Investing in the Team…to invest in the Community! written with Jenny Gavin-Allen Updated: 1 October 2004 In early 2002 David Burnby was doing some extended work as a freelance facilitator and consultant with North Lincolnshire Council’s Community Investment Team. In conversation with Team Manager Jenny Gavin-Allen, he talked several times about a Psychology course he had undertaken training in the previous Summer, An Introduction to Spiral Dynamics & Related Models of Neuro-Linguistic Programming. For David, in part at least, the course was something of a life-changing experience. Both challenged by the models presented in the workshop programme and emboldened by the understanding they gave him, he subsequently quit his lucrative position as Director of Common Purpose in Hull to fulfil his frustrated ambition of working as an independent operator. Listening to him so talk enthusiastically about the models and their applicability to community regeneration issues, Jenny was intrigued. David then let on that his enthusiasm for the course was so great he had decided to promote and stage the next programme – the third to be delivered in Hull – under his own name – thus allowing me, as course facilitator, to concentrate purely on delivery. Naturally David invited Jenny to… Read More

vMEMES

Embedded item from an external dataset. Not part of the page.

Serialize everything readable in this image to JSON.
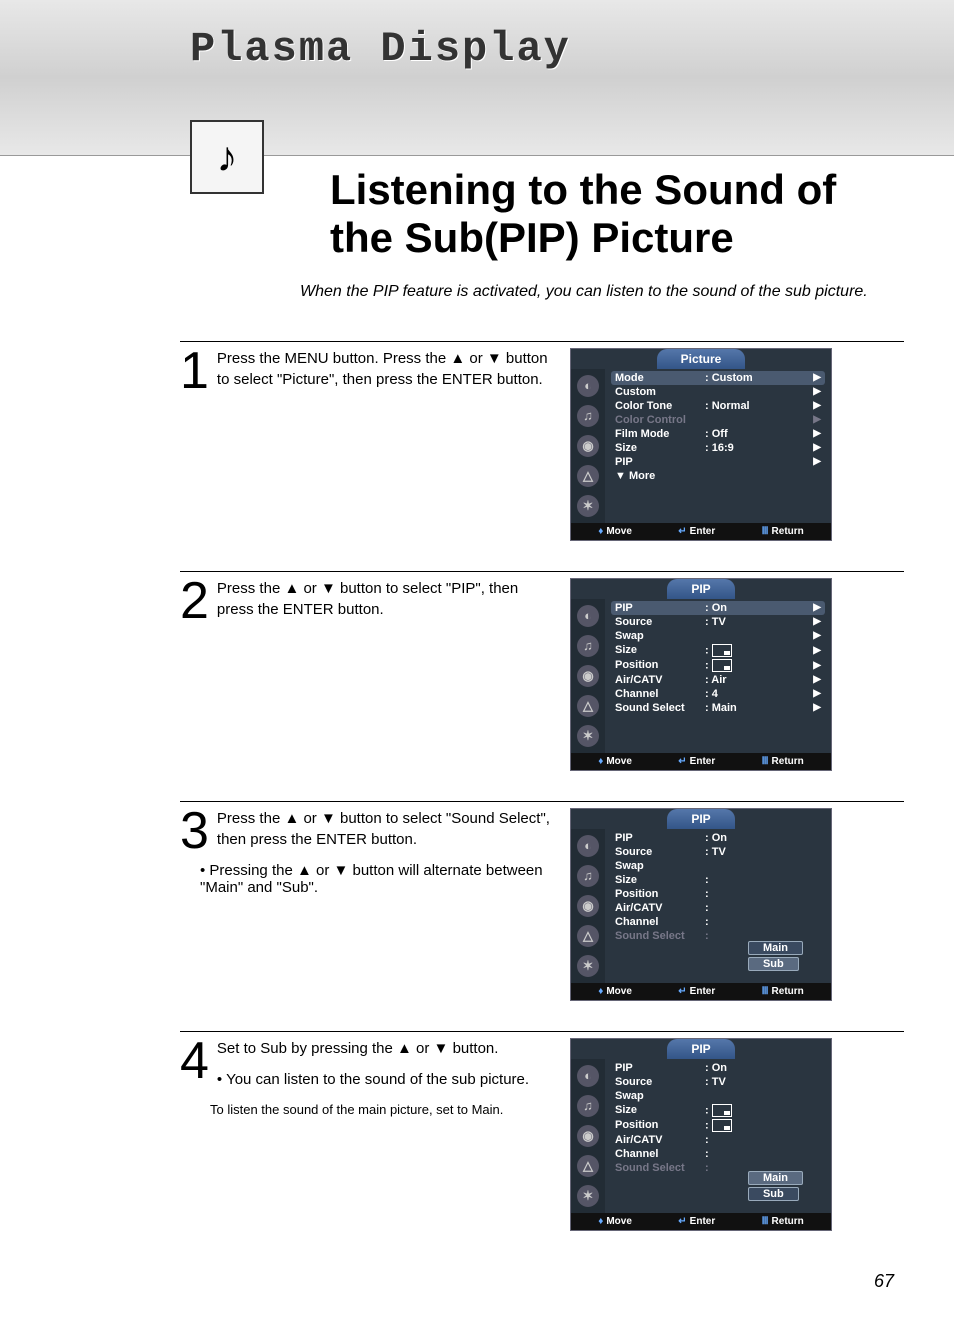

Updated: 22 December 2020 PURPLE (B-O) thinking works on emotion, security, rituals, tokens, sense of belonging (my family, my friends, my workplace) and is very responsive to peer and family pressures RED (C-P) thinking is assertive (aggressive!), energetic, powerful, indulgent, self-centred and wants to dominate/be the best BLUE (D-Q) thinking is concerned with procedures, routines, order, quality, the correct way of doing things, is highly responsive to the ‘correct’ higher authority and punishes ‘sinners’ ORANGE (E-R) thinking is strategic and future-focussed, wants to achieve and improve, loves technology and innovation, and marks progress – eg: with status and wealth GREEN (F-S) thinking values people – all are equal and to be treated correctly, with decisions made by consensus In which of these ways do you think – at what times and in what contexts/circumstances? These vMEMES or modes of thinking form the second (PURPLE) through to the sixth (GREEN) ‘levels of existence’ in the Gravesian approach, arguably the most advanced map of human needs and motivations developed to date. vMEMES can be thought of as ‘value systems’, ‘core intelligences’ or even ‘mini-selves’. They each have their own way of thinking, sets of needs and motivations, and contextual strengths and weaknesses. The… Read More